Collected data
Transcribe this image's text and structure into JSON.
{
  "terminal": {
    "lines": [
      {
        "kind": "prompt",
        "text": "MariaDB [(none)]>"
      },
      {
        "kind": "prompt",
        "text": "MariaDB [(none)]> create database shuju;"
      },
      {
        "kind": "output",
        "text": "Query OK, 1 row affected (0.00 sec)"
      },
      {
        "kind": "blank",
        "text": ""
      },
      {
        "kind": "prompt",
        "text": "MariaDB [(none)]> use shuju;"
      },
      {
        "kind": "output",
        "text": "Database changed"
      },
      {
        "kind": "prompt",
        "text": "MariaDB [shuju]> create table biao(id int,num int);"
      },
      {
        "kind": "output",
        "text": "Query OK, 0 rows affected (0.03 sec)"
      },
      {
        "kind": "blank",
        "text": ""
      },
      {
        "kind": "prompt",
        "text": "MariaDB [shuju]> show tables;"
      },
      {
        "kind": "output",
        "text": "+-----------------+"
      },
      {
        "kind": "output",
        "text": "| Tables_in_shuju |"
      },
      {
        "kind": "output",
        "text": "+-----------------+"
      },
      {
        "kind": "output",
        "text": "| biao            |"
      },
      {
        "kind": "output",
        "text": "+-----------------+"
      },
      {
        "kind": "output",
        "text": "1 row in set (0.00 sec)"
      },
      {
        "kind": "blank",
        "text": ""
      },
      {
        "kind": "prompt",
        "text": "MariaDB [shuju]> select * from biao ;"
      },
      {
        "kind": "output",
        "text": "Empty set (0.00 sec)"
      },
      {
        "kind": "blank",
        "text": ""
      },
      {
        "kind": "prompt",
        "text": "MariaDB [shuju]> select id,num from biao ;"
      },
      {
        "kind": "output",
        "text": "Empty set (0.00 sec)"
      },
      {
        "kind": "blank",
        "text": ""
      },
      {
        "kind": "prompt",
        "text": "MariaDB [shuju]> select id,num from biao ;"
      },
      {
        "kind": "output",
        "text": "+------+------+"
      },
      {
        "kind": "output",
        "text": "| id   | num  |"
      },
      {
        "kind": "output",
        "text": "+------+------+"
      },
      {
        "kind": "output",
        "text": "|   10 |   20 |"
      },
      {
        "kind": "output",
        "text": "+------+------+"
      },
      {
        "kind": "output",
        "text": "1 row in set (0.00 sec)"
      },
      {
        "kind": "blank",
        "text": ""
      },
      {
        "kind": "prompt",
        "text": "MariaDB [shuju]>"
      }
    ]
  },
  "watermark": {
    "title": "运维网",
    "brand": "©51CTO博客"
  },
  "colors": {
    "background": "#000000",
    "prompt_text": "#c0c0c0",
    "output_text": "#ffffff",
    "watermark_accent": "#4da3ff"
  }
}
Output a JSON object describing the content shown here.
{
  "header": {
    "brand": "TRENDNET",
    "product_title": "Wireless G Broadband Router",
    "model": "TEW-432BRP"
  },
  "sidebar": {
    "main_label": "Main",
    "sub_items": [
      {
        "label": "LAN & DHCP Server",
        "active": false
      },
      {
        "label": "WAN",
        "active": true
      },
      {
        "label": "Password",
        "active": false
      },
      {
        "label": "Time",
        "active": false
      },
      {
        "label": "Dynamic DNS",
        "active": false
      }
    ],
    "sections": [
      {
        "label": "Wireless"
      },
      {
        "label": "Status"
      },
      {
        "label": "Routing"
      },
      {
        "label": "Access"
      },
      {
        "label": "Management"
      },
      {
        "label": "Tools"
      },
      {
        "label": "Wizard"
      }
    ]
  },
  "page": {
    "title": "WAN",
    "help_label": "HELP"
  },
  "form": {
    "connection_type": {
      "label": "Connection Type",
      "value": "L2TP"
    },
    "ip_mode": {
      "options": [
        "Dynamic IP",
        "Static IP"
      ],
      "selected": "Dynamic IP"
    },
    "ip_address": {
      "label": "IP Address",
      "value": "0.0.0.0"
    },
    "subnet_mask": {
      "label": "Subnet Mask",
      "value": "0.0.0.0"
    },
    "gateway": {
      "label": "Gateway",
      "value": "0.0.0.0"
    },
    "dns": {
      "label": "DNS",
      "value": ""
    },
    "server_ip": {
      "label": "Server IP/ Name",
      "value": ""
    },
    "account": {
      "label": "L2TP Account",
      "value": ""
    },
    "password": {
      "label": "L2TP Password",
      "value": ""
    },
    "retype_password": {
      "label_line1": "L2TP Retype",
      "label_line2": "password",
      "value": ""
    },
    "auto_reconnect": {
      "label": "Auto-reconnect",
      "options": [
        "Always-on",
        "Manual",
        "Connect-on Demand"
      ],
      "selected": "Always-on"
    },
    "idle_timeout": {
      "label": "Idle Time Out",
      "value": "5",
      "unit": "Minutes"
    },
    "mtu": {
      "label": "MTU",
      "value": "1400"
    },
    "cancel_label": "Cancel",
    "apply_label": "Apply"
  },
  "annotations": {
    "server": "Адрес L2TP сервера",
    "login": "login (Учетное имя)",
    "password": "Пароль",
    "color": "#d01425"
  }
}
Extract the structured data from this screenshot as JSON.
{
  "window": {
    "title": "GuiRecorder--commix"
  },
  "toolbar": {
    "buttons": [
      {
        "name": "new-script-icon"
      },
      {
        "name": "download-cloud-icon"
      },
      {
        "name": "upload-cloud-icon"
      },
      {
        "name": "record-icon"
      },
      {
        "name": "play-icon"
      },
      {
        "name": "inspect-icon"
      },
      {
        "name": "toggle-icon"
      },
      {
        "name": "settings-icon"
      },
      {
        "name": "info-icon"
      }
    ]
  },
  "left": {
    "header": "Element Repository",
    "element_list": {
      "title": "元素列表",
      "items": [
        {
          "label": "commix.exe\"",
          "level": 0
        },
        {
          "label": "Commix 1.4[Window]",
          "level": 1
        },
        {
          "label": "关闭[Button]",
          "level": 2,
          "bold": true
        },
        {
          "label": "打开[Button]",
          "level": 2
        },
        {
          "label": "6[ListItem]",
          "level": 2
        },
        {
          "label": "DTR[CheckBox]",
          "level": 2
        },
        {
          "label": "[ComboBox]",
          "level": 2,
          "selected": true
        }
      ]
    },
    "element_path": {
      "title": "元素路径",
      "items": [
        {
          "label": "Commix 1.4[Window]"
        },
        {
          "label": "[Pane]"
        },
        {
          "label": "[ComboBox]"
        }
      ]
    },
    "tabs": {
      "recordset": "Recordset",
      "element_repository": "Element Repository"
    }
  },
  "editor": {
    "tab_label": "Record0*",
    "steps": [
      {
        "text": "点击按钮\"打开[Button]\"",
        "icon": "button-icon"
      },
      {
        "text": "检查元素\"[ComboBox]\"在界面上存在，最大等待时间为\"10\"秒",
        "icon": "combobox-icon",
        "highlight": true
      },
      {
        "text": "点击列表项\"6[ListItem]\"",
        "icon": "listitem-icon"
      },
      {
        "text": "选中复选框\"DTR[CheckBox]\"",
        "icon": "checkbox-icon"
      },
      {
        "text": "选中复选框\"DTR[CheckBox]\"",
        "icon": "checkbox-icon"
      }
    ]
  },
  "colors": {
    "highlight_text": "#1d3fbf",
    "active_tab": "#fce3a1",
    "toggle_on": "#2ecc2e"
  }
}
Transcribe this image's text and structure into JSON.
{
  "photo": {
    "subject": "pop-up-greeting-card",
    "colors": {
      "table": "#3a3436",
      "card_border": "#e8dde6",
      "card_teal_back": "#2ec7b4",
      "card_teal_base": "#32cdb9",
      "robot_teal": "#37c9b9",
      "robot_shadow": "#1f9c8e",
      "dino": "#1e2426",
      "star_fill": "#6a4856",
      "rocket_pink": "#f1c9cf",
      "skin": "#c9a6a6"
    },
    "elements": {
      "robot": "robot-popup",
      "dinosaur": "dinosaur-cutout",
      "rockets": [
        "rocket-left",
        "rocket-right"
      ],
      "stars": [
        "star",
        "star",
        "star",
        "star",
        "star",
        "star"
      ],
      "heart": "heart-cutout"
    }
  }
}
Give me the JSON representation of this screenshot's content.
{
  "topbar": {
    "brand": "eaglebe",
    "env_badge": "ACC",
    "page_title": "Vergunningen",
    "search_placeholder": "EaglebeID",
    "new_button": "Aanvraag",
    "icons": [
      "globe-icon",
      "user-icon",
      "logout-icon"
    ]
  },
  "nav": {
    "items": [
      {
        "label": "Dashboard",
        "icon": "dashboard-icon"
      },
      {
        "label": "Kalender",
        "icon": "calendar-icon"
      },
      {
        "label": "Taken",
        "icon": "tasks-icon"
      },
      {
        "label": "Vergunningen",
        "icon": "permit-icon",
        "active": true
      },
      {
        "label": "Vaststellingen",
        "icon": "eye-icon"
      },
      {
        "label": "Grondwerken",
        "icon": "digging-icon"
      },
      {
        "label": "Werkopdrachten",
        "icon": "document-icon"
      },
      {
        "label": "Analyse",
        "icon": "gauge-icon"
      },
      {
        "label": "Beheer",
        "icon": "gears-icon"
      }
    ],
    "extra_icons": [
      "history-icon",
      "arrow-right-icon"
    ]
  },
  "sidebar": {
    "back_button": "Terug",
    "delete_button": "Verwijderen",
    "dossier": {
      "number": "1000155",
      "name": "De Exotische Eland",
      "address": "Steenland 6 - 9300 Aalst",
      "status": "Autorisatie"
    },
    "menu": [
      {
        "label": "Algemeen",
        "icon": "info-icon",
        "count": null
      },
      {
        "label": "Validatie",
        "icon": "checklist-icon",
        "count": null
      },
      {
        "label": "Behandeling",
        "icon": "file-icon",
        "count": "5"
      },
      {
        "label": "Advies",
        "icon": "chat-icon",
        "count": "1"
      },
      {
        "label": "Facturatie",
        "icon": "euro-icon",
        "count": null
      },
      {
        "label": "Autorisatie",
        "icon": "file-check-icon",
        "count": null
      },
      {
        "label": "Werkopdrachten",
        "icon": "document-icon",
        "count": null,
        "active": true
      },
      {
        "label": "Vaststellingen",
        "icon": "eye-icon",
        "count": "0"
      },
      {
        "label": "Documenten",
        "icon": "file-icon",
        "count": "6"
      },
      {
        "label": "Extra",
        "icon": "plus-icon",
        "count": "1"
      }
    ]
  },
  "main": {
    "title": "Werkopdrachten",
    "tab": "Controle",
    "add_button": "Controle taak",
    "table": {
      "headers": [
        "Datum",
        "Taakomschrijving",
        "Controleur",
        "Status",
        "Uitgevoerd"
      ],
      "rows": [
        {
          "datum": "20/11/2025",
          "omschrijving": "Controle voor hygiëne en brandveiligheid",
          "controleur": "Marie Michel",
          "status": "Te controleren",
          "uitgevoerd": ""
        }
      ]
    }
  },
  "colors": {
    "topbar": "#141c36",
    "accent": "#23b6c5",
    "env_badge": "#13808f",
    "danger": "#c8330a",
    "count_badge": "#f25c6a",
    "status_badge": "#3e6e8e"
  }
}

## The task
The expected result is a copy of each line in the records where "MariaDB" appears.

## Solved exercise
        "text": "MariaDB [(none)]>"
        "text": "MariaDB [(none)]> create database shuju;"
        "text": "MariaDB [(none)]> use shuju;"
        "text": "MariaDB [shuju]> create table biao(id int,num int);"
        "text": "MariaDB [shuju]> show tables;"
        "text": "MariaDB [shuju]> select * from biao ;"
        "text": "MariaDB [shuju]> select id,num from biao ;"
        "text": "MariaDB [shuju]> select id,num from biao ;"
        "text": "MariaDB [shuju]>"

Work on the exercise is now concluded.